Many other private institutions across the US, such as Emory University in Atlanta, Georgetown University in Washington, DC, and small colleges in Appalachia are recruiting undocumented students. And in some states, students with unclear immigration status still qualify for in-state tuition so long as they reside in the state. In Texas, for instance, a law passed in 2001 allowed these students to receive in-state tuition and state financial aid. Most of the money available nationally is privately raised, and students with DACA or no immigration status at all are ineligible for Pell Grants and other federal aid available to citizens.
Christian Brothers has since joined the national organization TheDream.Us, which works with various partner colleges to offer scholarships to undocumented students.
Next year, 31 freshmen and 11 transfer students from outside Tennessee will be coming to Christian Brothers through TheDream.Us, receiving scholarships that cover full tuition, room and board. That’s in addition to a new cohort of 20 students who have scholarships from Latino Student Success. The combined recipients will make up a substantial proportion of the total incoming freshman class of about 350.

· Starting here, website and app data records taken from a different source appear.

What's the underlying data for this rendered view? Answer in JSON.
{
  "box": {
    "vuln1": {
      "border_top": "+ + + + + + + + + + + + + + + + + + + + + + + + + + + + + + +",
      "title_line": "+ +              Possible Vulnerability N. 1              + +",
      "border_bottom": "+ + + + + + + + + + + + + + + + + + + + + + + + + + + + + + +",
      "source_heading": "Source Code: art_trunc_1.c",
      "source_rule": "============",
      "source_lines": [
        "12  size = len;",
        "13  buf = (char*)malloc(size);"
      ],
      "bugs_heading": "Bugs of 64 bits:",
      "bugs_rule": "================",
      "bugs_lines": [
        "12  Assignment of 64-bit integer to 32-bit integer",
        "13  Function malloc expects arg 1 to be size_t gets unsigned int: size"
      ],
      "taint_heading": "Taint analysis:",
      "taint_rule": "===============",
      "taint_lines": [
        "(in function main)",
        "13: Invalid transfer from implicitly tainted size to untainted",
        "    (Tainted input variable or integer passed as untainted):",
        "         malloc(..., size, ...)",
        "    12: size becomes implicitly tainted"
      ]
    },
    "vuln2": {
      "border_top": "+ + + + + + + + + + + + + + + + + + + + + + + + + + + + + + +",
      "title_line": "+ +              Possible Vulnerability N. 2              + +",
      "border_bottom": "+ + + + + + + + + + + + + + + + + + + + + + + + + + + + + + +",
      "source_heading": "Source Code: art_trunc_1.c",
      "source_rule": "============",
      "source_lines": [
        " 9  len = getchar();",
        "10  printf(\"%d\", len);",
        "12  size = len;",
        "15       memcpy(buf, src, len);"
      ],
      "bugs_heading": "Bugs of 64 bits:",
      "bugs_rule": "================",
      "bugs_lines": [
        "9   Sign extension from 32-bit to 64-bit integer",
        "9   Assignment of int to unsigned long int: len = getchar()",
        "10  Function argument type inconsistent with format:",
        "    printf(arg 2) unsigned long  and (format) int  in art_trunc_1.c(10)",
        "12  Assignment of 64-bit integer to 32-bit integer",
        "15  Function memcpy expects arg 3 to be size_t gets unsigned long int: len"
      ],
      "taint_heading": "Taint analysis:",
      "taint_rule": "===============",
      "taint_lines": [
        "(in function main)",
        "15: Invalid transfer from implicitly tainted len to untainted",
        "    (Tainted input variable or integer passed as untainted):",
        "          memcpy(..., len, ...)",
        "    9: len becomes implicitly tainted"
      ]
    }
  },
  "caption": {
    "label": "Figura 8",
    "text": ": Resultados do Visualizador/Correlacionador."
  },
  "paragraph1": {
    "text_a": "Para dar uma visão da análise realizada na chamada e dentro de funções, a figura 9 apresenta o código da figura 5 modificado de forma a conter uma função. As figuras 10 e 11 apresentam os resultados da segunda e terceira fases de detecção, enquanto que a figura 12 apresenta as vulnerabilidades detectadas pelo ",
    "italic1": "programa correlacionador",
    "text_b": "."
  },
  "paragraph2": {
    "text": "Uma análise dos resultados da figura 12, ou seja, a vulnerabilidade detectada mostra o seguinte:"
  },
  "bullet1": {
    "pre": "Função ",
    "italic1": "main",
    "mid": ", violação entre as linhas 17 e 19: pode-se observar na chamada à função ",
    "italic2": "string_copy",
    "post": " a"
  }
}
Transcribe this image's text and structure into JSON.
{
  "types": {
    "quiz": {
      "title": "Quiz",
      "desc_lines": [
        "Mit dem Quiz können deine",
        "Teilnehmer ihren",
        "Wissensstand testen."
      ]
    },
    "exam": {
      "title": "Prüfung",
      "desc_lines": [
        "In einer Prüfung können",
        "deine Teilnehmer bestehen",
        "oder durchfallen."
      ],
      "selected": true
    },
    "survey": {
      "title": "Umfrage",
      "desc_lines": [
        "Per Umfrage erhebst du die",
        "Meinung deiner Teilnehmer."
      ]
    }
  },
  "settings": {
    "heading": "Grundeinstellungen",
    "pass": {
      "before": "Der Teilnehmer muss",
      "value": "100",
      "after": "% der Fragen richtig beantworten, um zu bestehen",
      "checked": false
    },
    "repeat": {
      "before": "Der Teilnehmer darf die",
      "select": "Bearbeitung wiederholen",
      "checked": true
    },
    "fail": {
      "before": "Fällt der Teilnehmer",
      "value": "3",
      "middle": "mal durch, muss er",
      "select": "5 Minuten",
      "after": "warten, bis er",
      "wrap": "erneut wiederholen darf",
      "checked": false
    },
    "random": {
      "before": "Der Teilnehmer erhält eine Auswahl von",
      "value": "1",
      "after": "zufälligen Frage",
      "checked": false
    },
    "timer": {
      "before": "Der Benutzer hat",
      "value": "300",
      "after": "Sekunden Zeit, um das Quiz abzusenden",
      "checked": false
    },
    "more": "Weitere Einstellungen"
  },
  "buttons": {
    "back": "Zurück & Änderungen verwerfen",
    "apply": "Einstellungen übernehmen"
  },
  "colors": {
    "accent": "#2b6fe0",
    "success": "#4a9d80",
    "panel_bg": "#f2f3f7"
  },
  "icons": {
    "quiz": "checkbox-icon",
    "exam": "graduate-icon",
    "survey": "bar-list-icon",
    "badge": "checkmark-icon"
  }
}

Anne Kenworthy, vice president for enrollment, says these private scholarships fit into the college’s broader mission of uplifting the community. “We're educators. So we're all better off if our neighbors are educated.”
Students like Hernandez have jumped into campus life and led student organizations. "They've been given this opportunity and they're not going to miss out on anything," Kenworthy says.
But she acknowledges some ongoing challenges. Many of the students with immigration problems have family obligations that prompt them to earn money outside of school, and that can cut into study and homework time.
Hernandez’s path to graduation wasn’t easy — she had to balance work, study and family obligations, including taking care of her younger brother. “What helped me get through the stress, as clichéd as it sounds, was my family and my friends, for sure,” she says.
Her graduation ceremony Saturday lasted several hours. Afterward, she showed off a quote her boyfriend painted on the top of her cap: “Be fearless in the pursuit of what sets your soul on fire.”
She’s hopeful that public support and encouragement will help more undocumented students nationwide do exactly that.
Journalist Daniel Connolly first interviewed Mariana Hernandez when she was 17 and about to begin her final year of high school. Her story and those of other children of immigrants are included in his recent work The Book of Isaias: A Child of Hispanic immigrants seeks his own America.